● Required action
Could you filter the data below down to the lines that hold the word "pistonArmRobot"?

+++ Records provided +++

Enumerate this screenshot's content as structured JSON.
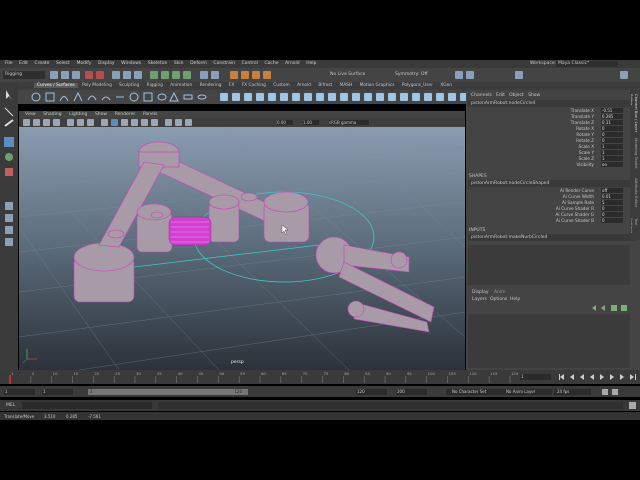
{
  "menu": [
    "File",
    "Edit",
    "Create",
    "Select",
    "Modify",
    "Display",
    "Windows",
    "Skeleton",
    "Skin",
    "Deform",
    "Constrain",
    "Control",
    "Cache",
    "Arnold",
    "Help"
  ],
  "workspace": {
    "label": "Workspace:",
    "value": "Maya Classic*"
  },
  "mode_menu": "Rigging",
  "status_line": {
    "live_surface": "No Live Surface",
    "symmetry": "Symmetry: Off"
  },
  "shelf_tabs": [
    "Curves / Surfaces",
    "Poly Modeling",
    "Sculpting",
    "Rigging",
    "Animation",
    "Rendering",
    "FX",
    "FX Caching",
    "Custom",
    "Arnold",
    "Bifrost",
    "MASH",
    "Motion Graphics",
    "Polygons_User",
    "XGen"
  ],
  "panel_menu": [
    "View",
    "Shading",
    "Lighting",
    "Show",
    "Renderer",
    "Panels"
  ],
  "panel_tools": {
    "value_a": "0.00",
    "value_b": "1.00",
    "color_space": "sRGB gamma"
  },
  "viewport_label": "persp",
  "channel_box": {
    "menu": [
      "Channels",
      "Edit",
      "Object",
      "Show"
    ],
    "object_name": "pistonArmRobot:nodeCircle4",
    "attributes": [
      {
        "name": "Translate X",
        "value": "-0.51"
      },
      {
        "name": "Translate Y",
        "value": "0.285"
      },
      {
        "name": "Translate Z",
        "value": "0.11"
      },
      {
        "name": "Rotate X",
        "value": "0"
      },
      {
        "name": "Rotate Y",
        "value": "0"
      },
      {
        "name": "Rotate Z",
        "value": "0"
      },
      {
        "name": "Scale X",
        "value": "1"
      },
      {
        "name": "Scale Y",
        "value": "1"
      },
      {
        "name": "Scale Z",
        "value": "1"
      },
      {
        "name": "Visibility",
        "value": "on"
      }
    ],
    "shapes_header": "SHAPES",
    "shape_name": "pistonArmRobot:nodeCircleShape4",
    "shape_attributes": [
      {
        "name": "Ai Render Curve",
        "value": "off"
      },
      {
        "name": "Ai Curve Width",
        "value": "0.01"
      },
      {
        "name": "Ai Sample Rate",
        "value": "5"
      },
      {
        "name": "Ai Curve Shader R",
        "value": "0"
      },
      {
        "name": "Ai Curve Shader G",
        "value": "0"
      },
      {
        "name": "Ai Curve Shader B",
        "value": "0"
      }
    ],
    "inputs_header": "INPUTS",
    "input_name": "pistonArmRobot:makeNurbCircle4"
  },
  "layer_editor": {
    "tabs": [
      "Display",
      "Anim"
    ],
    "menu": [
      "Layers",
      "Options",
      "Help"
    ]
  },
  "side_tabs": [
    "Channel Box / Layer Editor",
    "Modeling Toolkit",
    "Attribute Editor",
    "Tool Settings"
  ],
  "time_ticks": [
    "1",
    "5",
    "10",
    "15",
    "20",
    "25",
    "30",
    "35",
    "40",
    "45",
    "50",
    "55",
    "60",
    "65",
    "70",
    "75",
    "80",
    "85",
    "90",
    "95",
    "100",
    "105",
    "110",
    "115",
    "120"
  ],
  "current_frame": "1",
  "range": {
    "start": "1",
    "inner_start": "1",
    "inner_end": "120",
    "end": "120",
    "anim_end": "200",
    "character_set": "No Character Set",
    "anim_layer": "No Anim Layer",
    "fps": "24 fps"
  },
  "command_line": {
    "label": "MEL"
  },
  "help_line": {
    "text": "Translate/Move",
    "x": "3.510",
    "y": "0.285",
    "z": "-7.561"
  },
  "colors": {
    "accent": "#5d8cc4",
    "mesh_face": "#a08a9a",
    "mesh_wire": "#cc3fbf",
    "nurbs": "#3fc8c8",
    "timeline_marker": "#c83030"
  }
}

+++
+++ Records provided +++

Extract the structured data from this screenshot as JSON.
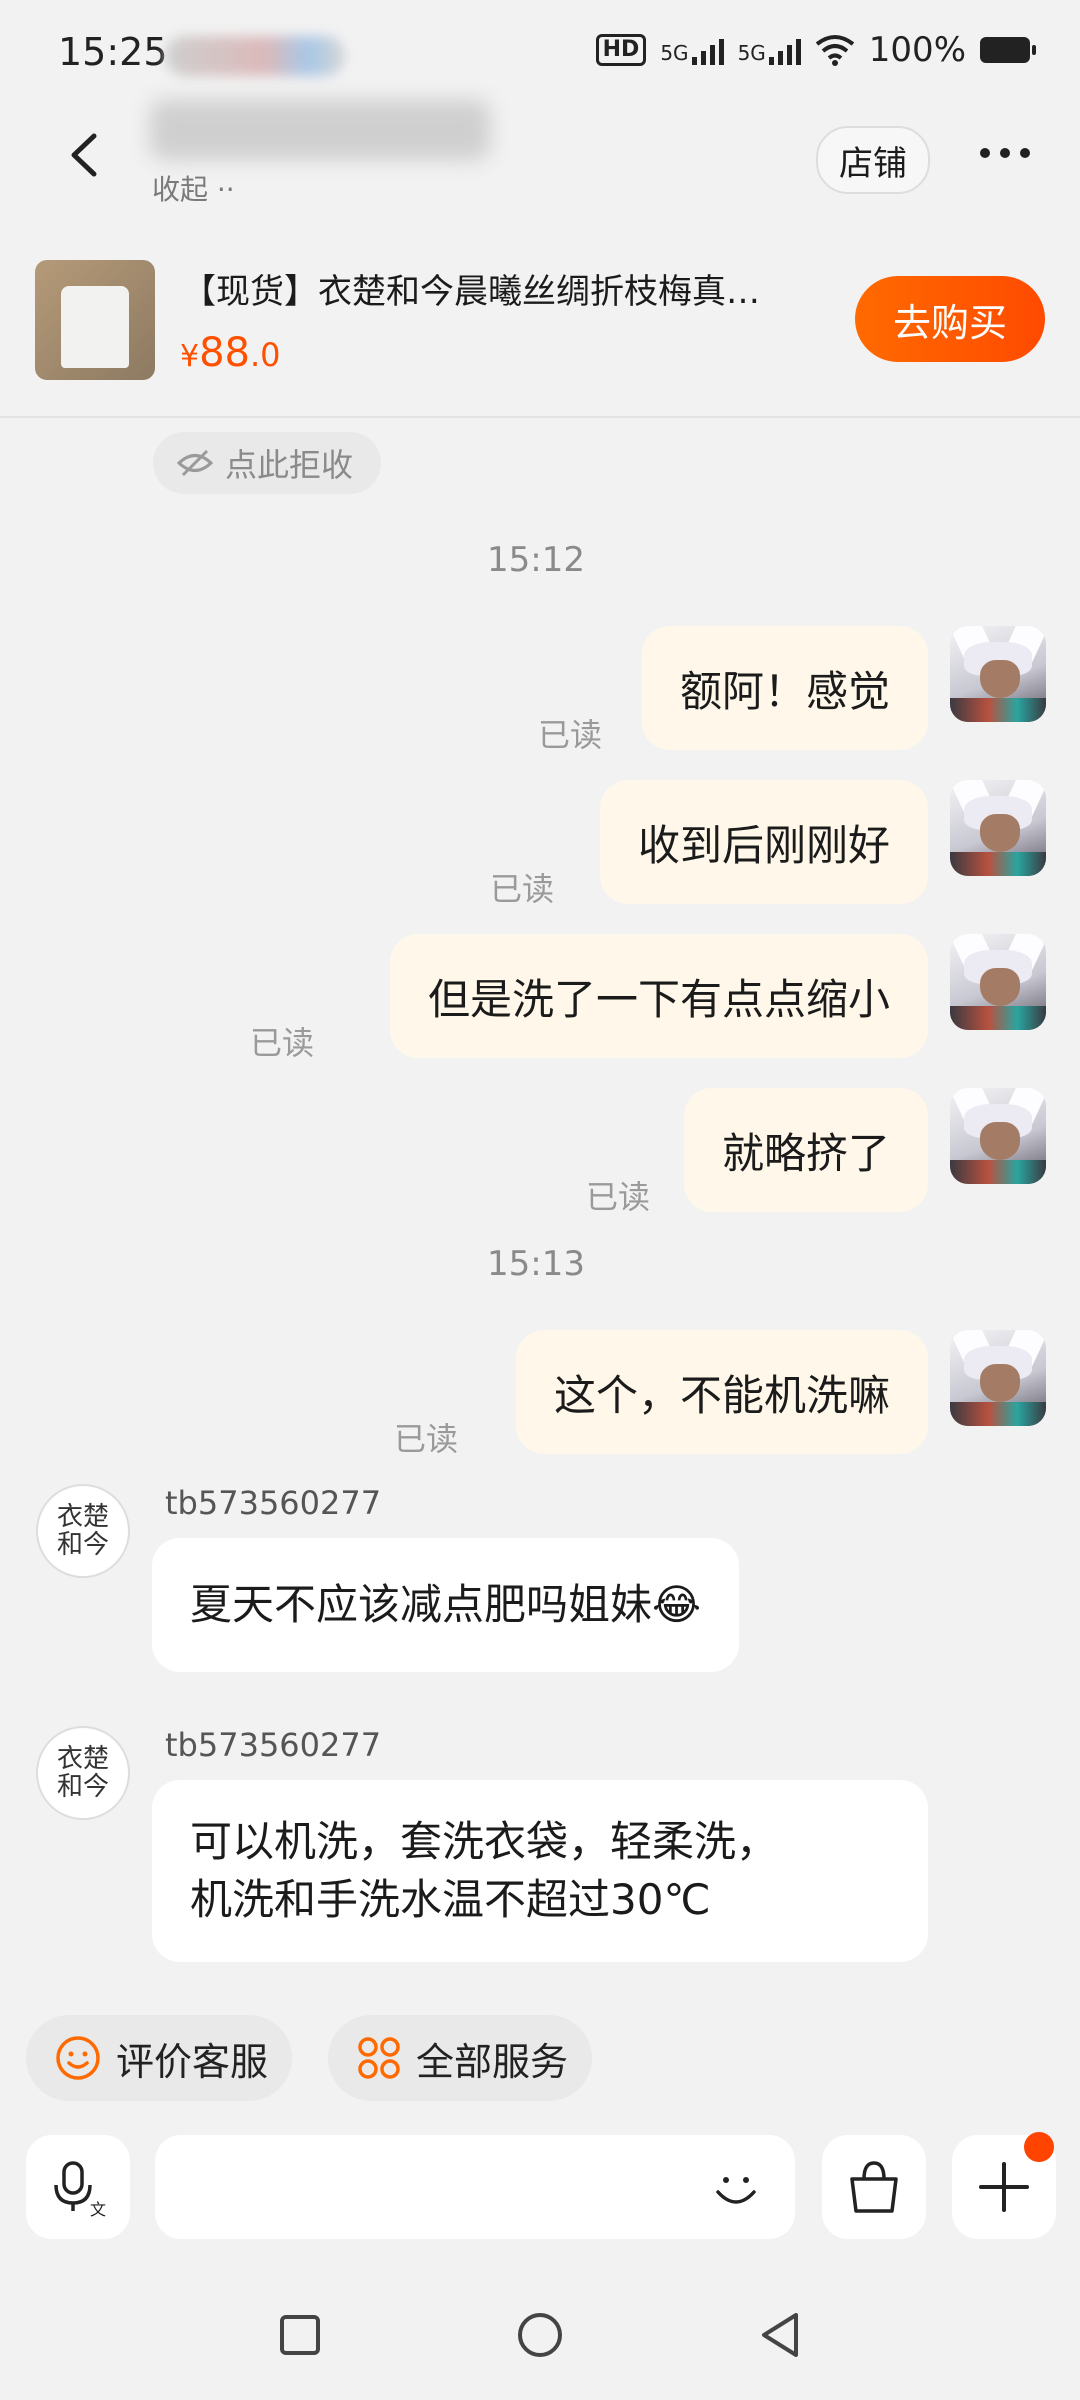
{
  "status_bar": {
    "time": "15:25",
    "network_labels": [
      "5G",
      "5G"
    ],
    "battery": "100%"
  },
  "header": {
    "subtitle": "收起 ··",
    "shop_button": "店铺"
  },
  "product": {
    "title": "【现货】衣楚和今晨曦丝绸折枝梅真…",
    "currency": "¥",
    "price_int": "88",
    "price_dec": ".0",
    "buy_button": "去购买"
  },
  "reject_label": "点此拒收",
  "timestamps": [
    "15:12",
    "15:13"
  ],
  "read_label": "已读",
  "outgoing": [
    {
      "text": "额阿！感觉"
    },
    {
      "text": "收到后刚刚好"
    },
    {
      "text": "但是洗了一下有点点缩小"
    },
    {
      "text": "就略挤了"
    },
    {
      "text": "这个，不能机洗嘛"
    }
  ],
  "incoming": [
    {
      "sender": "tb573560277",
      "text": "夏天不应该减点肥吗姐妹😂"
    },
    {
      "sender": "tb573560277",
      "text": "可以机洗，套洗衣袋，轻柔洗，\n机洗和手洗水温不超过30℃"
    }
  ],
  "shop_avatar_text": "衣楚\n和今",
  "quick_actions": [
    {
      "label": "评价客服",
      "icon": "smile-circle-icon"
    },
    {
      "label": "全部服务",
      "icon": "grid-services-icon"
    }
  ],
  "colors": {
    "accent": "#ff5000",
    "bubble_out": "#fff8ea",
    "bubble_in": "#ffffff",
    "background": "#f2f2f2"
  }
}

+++
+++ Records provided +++

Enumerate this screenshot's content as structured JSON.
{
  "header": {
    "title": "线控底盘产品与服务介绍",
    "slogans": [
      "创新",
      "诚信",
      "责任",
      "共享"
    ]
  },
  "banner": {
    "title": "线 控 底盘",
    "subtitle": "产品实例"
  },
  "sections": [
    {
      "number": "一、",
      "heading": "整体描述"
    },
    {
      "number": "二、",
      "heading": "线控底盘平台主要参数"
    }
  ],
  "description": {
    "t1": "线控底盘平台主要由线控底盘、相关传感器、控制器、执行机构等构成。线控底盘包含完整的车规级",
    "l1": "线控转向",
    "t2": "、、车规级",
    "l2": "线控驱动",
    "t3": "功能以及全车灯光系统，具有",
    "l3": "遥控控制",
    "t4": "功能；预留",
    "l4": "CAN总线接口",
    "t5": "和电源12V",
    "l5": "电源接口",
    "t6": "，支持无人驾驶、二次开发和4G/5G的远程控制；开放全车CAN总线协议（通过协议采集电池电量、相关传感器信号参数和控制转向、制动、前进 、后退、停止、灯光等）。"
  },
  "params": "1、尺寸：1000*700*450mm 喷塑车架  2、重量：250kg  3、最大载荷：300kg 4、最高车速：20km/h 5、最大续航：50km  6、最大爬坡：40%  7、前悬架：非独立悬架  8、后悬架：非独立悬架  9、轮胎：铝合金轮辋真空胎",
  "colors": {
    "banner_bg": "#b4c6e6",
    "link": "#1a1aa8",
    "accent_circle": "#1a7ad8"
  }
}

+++

● Result
    "object_name": "pistonArmRobot:nodeCircle4",
    "shape_name": "pistonArmRobot:nodeCircleShape4",
    "input_name": "pistonArmRobot:makeNurbCircle4"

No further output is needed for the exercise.